Lightning talks: Getting started with Google's Navigation Components Android


Any in-app navigation should provide its users a consistent and predictable experience. Here’s 6 steps to use Google’s Navigation Architecture Component.

The Navigation Architecture Component adheres to four main rules for a consistent and predictable in-app navigation: 1/ an activity is an app’s entry-point, fragments are screens. 2/ “Up” button mustn’t close the application (“Back” can). 3/ “Back” and “Up” buttons should function the same way (except for app’s entry points which are closed on “Back” pressed). 4/ Deep linking and navigating to a same destination should yield the same stack.

The first step is to add the library to app/build.gradle.

This library is based on a navigation graph (app/src/main/res/navigation/main_graph.xml). The navigation graph is an  XML resource file, a graphic version is available in Android Studio >3.2

In order to use the created navigation graph, it need to be host within an activity: app/src/main/res/layout/activity_main.xml. Navigating between fragment can be done in three ways:

1/ With a click, cf app/src/main/java/com/example/applidium/navcontroller/HomeFragment.kt ;

2/ Retrieving the `NavController` with a fragment app/src/main/java/com/example/applidium/navcontroller/FormFragment.kt

To pass arguments between screens, you can use a `Bundle` (see here), or `Safe-args` extension  ( add them to your build.gradle). Arguments’s type and nullity are declared in the navigation graph and checked at runtime.
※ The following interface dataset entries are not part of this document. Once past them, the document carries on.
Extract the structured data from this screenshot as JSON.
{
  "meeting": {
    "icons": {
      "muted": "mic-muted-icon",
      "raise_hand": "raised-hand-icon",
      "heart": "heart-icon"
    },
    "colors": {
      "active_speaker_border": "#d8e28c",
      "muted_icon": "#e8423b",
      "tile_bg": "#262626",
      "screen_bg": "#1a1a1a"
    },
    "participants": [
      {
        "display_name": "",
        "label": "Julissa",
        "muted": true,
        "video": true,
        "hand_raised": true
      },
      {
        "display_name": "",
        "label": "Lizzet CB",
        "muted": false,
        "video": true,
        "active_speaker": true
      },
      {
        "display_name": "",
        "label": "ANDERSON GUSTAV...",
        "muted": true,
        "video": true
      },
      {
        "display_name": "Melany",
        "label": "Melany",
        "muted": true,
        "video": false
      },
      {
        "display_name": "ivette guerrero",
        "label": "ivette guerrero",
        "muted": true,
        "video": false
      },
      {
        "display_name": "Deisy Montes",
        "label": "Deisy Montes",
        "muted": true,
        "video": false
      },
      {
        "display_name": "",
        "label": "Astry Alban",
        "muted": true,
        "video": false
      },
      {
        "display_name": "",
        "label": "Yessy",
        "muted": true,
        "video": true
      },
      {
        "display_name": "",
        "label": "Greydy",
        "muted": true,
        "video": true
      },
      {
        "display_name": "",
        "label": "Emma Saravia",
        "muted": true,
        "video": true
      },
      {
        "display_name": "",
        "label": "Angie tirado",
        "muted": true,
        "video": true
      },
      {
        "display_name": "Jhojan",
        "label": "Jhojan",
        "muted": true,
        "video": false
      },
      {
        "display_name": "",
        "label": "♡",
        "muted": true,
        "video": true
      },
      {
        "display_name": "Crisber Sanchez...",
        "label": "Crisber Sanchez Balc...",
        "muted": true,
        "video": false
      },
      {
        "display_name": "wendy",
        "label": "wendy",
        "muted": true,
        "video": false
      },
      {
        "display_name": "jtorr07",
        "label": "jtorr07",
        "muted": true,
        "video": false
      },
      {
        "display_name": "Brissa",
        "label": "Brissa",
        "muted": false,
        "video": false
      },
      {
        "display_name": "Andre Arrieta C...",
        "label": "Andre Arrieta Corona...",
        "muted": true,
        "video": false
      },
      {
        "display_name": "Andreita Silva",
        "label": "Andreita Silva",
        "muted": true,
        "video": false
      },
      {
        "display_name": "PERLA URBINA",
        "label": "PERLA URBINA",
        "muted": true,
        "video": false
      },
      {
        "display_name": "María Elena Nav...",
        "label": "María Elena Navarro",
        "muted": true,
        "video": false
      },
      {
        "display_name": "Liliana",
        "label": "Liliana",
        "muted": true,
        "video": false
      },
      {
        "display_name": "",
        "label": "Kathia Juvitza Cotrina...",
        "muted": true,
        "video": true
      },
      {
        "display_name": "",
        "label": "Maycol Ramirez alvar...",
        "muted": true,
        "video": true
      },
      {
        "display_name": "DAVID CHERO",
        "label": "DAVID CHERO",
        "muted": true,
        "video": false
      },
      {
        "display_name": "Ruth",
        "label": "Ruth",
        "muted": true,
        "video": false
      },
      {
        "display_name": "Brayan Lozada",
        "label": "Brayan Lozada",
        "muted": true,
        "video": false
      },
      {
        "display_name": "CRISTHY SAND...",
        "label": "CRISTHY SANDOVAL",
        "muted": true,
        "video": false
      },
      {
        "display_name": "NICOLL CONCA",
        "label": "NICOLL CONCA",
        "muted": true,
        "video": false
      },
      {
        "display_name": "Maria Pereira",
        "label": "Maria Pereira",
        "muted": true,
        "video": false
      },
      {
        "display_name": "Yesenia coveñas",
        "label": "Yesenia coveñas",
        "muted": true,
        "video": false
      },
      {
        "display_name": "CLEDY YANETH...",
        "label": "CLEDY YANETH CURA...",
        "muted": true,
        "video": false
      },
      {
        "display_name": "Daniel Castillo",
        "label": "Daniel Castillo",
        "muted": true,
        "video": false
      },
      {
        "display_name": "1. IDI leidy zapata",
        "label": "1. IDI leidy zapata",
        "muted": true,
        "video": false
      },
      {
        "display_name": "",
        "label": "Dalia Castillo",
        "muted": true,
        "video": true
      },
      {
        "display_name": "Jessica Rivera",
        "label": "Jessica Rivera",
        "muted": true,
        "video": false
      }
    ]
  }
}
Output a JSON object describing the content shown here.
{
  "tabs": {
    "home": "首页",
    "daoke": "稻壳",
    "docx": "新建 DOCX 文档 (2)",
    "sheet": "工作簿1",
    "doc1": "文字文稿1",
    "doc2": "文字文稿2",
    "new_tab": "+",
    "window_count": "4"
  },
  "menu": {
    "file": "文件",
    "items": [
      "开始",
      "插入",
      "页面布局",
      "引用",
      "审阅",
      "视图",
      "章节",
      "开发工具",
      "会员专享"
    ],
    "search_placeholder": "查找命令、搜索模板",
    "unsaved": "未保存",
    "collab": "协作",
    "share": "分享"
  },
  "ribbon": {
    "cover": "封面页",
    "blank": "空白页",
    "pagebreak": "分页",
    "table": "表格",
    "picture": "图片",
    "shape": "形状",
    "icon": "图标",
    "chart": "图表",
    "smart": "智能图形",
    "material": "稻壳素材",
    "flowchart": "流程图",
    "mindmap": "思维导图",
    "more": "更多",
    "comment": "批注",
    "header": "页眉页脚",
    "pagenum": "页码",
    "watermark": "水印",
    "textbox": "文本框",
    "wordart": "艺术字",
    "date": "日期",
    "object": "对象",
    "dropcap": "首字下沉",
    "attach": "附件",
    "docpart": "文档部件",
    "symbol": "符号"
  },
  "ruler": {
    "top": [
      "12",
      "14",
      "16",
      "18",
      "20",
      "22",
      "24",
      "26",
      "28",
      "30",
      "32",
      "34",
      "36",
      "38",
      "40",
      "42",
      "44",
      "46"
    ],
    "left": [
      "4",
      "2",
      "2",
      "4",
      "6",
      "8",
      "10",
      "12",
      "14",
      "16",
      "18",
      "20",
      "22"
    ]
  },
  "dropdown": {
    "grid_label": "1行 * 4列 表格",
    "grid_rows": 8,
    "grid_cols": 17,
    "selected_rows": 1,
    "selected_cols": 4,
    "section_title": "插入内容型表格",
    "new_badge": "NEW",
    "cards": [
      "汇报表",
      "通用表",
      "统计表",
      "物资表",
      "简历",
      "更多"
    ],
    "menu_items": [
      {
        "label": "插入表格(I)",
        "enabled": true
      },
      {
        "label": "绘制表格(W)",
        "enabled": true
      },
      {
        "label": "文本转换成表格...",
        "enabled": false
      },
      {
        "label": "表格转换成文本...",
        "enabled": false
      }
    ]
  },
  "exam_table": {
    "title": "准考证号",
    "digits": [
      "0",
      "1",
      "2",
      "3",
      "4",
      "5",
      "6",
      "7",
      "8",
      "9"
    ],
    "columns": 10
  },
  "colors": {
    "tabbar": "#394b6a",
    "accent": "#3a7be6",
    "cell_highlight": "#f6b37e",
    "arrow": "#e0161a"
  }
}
Two classes are generated:

  • To pass arguments:
  • To retrieve arguments:

The 6th and last step: animating transitions between screens, you can declare four types of transitions in the navigation graph:
- app:enterAnim: when navigating to the fragment
- app:exitAnim: when navigation from the fragment to a destination
- app:popEnterAnim: when "Back/Up" is pressed from a destination
- app:popExitAnim: when "Back/Up" is pressed from the fragment


Architecture Components - Repository: